(Exercise description): All of the entries below need to be repeated exactly.

[Items from a dataset]
--- START ---

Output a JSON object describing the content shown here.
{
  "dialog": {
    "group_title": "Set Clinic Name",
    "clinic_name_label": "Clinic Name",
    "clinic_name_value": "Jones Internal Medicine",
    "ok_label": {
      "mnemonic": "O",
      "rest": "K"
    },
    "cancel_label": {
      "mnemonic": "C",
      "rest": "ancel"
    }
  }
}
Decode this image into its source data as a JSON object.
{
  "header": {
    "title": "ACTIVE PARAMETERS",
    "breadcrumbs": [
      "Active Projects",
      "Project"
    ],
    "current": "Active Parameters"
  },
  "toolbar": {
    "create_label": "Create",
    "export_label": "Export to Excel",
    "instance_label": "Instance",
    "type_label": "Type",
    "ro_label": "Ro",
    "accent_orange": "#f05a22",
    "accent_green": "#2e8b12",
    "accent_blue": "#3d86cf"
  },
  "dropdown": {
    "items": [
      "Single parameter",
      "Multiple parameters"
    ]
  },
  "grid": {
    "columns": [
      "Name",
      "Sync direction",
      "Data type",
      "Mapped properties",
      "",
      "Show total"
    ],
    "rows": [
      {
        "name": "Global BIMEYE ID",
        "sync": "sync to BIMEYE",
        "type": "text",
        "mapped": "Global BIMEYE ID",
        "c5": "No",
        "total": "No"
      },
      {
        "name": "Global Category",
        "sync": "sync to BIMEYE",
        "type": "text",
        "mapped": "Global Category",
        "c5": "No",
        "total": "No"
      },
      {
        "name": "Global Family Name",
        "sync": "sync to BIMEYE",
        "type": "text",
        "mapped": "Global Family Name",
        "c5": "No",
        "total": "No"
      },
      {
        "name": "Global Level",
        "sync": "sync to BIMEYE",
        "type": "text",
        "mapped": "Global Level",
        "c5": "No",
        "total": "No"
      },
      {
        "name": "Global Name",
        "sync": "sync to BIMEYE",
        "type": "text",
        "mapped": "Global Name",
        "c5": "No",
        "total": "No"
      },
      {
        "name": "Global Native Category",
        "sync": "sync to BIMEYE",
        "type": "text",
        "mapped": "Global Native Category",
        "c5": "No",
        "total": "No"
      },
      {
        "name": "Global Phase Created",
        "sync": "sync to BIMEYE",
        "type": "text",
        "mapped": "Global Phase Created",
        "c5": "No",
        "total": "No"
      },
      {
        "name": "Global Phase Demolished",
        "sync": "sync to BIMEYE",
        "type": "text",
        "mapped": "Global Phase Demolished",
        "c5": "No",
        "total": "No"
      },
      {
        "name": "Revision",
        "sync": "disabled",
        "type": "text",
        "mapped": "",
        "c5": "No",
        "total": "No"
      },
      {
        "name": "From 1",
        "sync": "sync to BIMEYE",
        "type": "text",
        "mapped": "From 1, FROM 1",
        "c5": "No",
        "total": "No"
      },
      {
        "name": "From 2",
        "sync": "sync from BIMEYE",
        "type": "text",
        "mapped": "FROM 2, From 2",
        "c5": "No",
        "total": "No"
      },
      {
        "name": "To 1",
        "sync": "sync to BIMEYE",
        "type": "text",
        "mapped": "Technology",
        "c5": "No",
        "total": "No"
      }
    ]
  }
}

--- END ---

(Written answer):
Output a JSON object describing the content shown here.
{
  "dialog": {
    "group_title": "Set Clinic Name",
    "clinic_name_label": "Clinic Name",
    "clinic_name_value": "Jones Internal Medicine",
    "ok_label": {
      "mnemonic": "O",
      "rest": "K"
    },
    "cancel_label": {
      "mnemonic": "C",
      "rest": "ancel"
    }
  }
}
Decode this image into its source data as a JSON object.
{
  "header": {
    "title": "ACTIVE PARAMETERS",
    "breadcrumbs": [
      "Active Projects",
      "Project"
    ],
    "current": "Active Parameters"
  },
  "toolbar": {
    "create_label": "Create",
    "export_label": "Export to Excel",
    "instance_label": "Instance",
    "type_label": "Type",
    "ro_label": "Ro",
    "accent_orange": "#f05a22",
    "accent_green": "#2e8b12",
    "accent_blue": "#3d86cf"
  },
  "dropdown": {
    "items": [
      "Single parameter",
      "Multiple parameters"
    ]
  },
  "grid": {
    "columns": [
      "Name",
      "Sync direction",
      "Data type",
      "Mapped properties",
      "",
      "Show total"
    ],
    "rows": [
      {
        "name": "Global BIMEYE ID",
        "sync": "sync to BIMEYE",
        "type": "text",
        "mapped": "Global BIMEYE ID",
        "c5": "No",
        "total": "No"
      },
      {
        "name": "Global Category",
        "sync": "sync to BIMEYE",
        "type": "text",
        "mapped": "Global Category",
        "c5": "No",
        "total": "No"
      },
      {
        "name": "Global Family Name",
        "sync": "sync to BIMEYE",
        "type": "text",
        "mapped": "Global Family Name",
        "c5": "No",
        "total": "No"
      },
      {
        "name": "Global Level",
        "sync": "sync to BIMEYE",
        "type": "text",
        "mapped": "Global Level",
        "c5": "No",
        "total": "No"
      },
      {
        "name": "Global Name",
        "sync": "sync to BIMEYE",
        "type": "text",
        "mapped": "Global Name",
        "c5": "No",
        "total": "No"
      },
      {
        "name": "Global Native Category",
        "sync": "sync to BIMEYE",
        "type": "text",
        "mapped": "Global Native Category",
        "c5": "No",
        "total": "No"
      },
      {
        "name": "Global Phase Created",
        "sync": "sync to BIMEYE",
        "type": "text",
        "mapped": "Global Phase Created",
        "c5": "No",
        "total": "No"
      },
      {
        "name": "Global Phase Demolished",
        "sync": "sync to BIMEYE",
        "type": "text",
        "mapped": "Global Phase Demolished",
        "c5": "No",
        "total": "No"
      },
      {
        "name": "Revision",
        "sync": "disabled",
        "type": "text",
        "mapped": "",
        "c5": "No",
        "total": "No"
      },
      {
        "name": "From 1",
        "sync": "sync to BIMEYE",
        "type": "text",
        "mapped": "From 1, FROM 1",
        "c5": "No",
        "total": "No"
      },
      {
        "name": "From 2",
        "sync": "sync from BIMEYE",
        "type": "text",
        "mapped": "FROM 2, From 2",
        "c5": "No",
        "total": "No"
      },
      {
        "name": "To 1",
        "sync": "sync to BIMEYE",
        "type": "text",
        "mapped": "Technology",
        "c5": "No",
        "total": "No"
      }
    ]
  }
}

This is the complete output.